Situated on 10,000 acres near Grand Island, the Crane Trust hosts various guided wildlife trips, including Nebraska's only overnight stay with Sandhill cranes.
Sandhill Crane Migration, Nebraska
Credit: Courtesy of Visit Kearney

Beyond the slow water and sandbars, I spot my first wisp of smoke on the horizon, as Jane Goodall calls it. The renowned conservationist ventures to rural Nebraska each March for one of the world's most remarkable migration rituals.

Sandhill Cranes Nebraska Sunset
Credit: Hannah Agran

From my perch by the Platte River, bundled alongside birders from across the country, I grab my binoculars. A lump forms in my throat as the stippled skyline wisp becomes a mass of wings, beaks and gangly legs headed for our stretch of water at the Nebraska Crane Trust.

Nebraska Sandhill Cranes in sky at sunset
Credit: Hannah Agran

The horizon begins to swallow the sun, and the birds descend. A rattly trilling builds as dozens of wisps become thousands of cranes lining the banks. The nightly staging ritual can last an hour, until one bird moves to the water. Alighting on a sandbar, it triggers a splash mob of bedding down-and a flurry of shutter clicks in our blind.

Sandhill cranes. Photo courtesy of Kearney Visitors Bureau.
Sandhill crane
Left: Credit: Courtesy of Kearney Visitors Bureau

At 3 to 4 feet tall, Sandhill cranes bulk up during this few-week layover between Mexico and Canada (or Siberia for some). Central Nebraska offers fields of fallen corn by day and a safe communal roost at night, far from foxes and coyotes. The Platte's wide but shallow waters draw half a million cranes, the vast majority of the world's population, to a 70-mile stretch from late February to April.

Overnight, the bugling wafts through a window in my cottage. "They're extra chatty this morning," guide Ben Dumas whispers while shuffling through fog and prairie grass and into a dark blind.

Sandhill Cranes Nebraska at dawn
Credit: Hannah Agran

The water slowly turns purple, then golden, revealing nearly 100,000 birds. They stretch their wings or dance about before taking flight. For some, it's another day of feeding. For others, it's goodbye until next March.

Best Time to Go

The Platte River Valley draws half a million cranes to its waters from late February to April each year.

Where to See Sandhill Cranes

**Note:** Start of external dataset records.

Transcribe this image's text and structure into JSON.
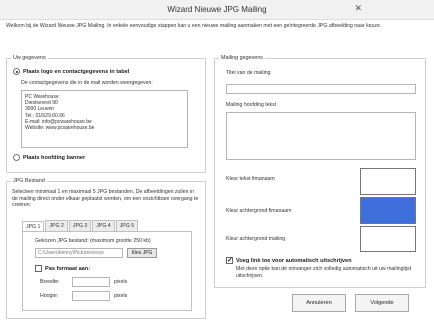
{
  "window": {
    "title": "Wizard Nieuwe JPG Mailing",
    "close_glyph": "✕"
  },
  "intro": "Welkom bij de Wizard Nieuwe JPG Mailing.  In enkele eenvoudige stappen kan u een nieuwe mailing aanmaken met een geïntegreerde JPG afbeelding naar keuze.",
  "uw_gegevens": {
    "label": "Uw gegevens",
    "option_logo": "Plaats logo en contactgegevens in tabel",
    "contact_hint": "De contactgegevens die in de mail worden weergegeven:",
    "contact_lines": [
      "PC Warehouse",
      "Diestsevest 90",
      "3000 Leuven",
      "Tel.: 016/29.60.66",
      "E-mail: info@pcwarehouse.be",
      "Website: www.pcwarehouse.be"
    ],
    "option_banner": "Plaats hoofding banner"
  },
  "jpg_bestand": {
    "label": "JPG Bestand",
    "description": "Selecteer minimaal 1 en maximaal 5 JPG bestanden.  De afbeeldingen zullen in de mailing direct onder elkaar geplaatst worden, om een onzichtbare overgang te creëren.",
    "tabs": [
      "JPG 1",
      "JPG 2",
      "JPG 3",
      "JPG 4",
      "JPG 5"
    ],
    "file_label": "Gekozen JPG bestand:  (maximum grootte 250 kb)",
    "file_path": "C:\\Users\\benny\\Pictures\\exce",
    "browse_button": "Kies JPG",
    "resize_label": "Pas formaat aan:",
    "width_label": "Breedte:",
    "height_label": "Hoogte:",
    "unit": "pixels"
  },
  "mailing": {
    "label": "Mailing gegevens",
    "title_label": "Titel van de mailing",
    "header_label": "Mailing hoofding tekst",
    "text_color_label": "Kleur tekst fimanaam",
    "bg_color_label": "Kleur achtergrond fimanaam",
    "mailing_bg_label": "Kleur achtergrond mailing",
    "unsubscribe_label": "Voeg link toe voor automatisch uitschrijven",
    "unsubscribe_hint": "Met deze optie kan de ontvanger zich volledig automatisch uit uw mailinglijst uitschrijven."
  },
  "colors": {
    "text_color": "#ffffff",
    "bg_color": "#3e6fdc",
    "mailing_bg": "#ffffff"
  },
  "buttons": {
    "cancel": "Annuleren",
    "next": "Volgende"
  }
}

In daytime, the birds populate fields near Kearney and Grand Island. At sunset and sunrise, watch from the Fort Kearney Bridge over the Platte River. Visitors can also reserve a spot at Rowe Sanctuary or Crane Trust Nature and Visitor Center.